849 F.2d 363
UNITED STATES of America, Appellee,
Larry EAVES, Appellant.
United States Court of Appeals,
Submitted May 10, 1988.
Decided June 20, 1988.
Rehearing Denied July 27, 1988.
Burton H. Shostak and Deborah J. Kerns, St. Louis, Mo., for appellant.
Thomas E. Dittmeier, U.S. Atty., St. Louis, Mo., for appellee.
Before WOLLMAN and BEAM, Circuit Judges, and RE, Judge.*
WOLLMAN, Circuit Judge.
Larry Eaves appeals the district court's1 denial of his motion for a reduction of sentence under Fed.R.Crim.P. 35. We affirm.
As a used car manager for Christopher Chevrolet in St. Louis County, Missouri, Eaves defrauded purchasers of used automobiles by altering the odometers on the cars he sold.

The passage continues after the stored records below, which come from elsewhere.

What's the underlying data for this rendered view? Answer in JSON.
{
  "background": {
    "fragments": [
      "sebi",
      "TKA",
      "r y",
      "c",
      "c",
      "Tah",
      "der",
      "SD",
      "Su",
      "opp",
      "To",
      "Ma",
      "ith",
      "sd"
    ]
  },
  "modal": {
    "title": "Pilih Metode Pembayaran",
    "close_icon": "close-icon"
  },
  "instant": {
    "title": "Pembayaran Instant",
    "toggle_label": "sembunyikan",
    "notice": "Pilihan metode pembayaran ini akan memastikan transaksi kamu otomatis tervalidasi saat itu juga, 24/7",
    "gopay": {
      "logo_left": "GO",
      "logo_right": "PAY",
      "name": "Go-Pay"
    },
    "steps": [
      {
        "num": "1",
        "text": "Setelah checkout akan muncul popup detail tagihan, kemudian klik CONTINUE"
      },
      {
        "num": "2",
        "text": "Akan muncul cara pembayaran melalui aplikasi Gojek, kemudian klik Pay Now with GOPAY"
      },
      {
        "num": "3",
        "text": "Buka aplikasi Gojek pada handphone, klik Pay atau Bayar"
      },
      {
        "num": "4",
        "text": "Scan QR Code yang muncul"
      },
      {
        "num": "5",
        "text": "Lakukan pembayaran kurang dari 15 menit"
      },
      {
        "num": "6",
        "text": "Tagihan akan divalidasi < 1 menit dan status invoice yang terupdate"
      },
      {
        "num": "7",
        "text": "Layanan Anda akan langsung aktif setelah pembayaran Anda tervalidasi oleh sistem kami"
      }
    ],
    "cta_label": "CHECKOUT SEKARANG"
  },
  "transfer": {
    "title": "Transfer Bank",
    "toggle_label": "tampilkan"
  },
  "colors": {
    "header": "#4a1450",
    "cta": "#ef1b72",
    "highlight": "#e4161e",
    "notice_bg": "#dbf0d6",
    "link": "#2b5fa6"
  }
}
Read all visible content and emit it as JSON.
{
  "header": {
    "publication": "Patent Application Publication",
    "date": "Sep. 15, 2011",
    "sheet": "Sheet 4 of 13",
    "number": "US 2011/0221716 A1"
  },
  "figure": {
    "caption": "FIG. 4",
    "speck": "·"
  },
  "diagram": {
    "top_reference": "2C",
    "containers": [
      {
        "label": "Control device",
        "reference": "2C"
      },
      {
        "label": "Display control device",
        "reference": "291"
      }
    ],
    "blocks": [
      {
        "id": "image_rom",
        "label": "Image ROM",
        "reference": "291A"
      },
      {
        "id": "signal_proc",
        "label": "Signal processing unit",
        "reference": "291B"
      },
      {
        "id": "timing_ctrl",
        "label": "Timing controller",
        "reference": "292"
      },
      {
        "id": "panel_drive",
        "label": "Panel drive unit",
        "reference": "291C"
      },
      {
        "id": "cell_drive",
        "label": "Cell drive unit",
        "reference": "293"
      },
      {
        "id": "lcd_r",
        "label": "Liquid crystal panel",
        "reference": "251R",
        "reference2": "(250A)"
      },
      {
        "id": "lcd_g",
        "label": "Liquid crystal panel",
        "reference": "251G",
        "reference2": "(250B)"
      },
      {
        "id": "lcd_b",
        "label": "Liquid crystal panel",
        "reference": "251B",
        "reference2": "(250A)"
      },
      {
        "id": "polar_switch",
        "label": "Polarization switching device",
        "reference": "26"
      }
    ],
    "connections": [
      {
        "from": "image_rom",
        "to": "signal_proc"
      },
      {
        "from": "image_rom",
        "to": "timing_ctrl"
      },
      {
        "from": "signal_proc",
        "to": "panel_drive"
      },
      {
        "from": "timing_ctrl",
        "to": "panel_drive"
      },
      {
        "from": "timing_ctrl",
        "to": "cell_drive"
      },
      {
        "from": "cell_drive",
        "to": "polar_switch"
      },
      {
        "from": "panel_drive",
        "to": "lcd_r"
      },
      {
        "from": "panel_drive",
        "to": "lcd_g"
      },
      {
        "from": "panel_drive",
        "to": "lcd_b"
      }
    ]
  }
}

Eaves pleaded guilty to conspiracy to defraud purchasers and using the United States mail in furtherance of this fraud. 18 U.S.C. Sec. 371. The district court suspended all but six months of the execution of Eaves' three-year prison sentence and placed him on probation for five years. One of the conditions of Eaves' probation was that he make restitution of $300 per victim, totaling $40,500. Subsequently, the district court denied Eaves' Rule 35 motion asking that the court reduce the amount of restitution to be paid.
On appeal, Eaves offers several reasons why the district court erred in denying his motion. Eaves first argues that the court failed to require proof of the restitution amount. Eaves contends that the court entered the restitution order under the Victim and Witness Protection Act, 18 U.S.C. Sec. 3663, but failed to follow the procedures set forth in the Act. The government correctly points out, however, that the district court specifically stated at the sentencing hearing that the restitution payments did not involve the Victim and Witness Protection Act, but rather were imposed as a condition of probation. Eaves' first contention is therefore without merit.
Eaves next argues that there were only 47 victims, not 137. The government responds that by pleading guilty, Eaves admitted that the indictment charging him with conspiracy to commit odometer fraud on approximately 135 automobiles was correct. Eaves cannot now argue that the number of victims was substantially less than 137.
Eaves also argues that his sentence was disparate from the sentence of one of his co-conspirators who received no imprisonment and was ordered to pay only $7,000 restitution. The government responds that this difference was equitable because the co-conspirator was merely a driver who cleaned the cars. Indeed, the primary offender, one Henry Hendricks, was ordered to serve four years' imprisonment and pay $80,700 in restitution. Thus, Eaves' sentence was rationally related to his degree of culpability.
Eaves' final argument is that the district court abused its discretion because it did not require the government to respond to his Rule 35 motion. Rule 35 allows the court to temper its original judgment with mercy when relevant considerations make such action appropriate. United States v. Eddy, 677 F.2d 656, 657 (8th Cir.1982). When the facts alleged in the motion, however, do not indicate an illegal sentence or an abuse of discretion, the motion may be denied summarily. United States v. Nerren, 613 F.2d 572, 573 (5th Cir.1980). In this case, we are satisfied that the district court did not abuse its discretion in denying Eaves' Rule 35 motion.
The order denying the motion for reduction of sentence is affirmed.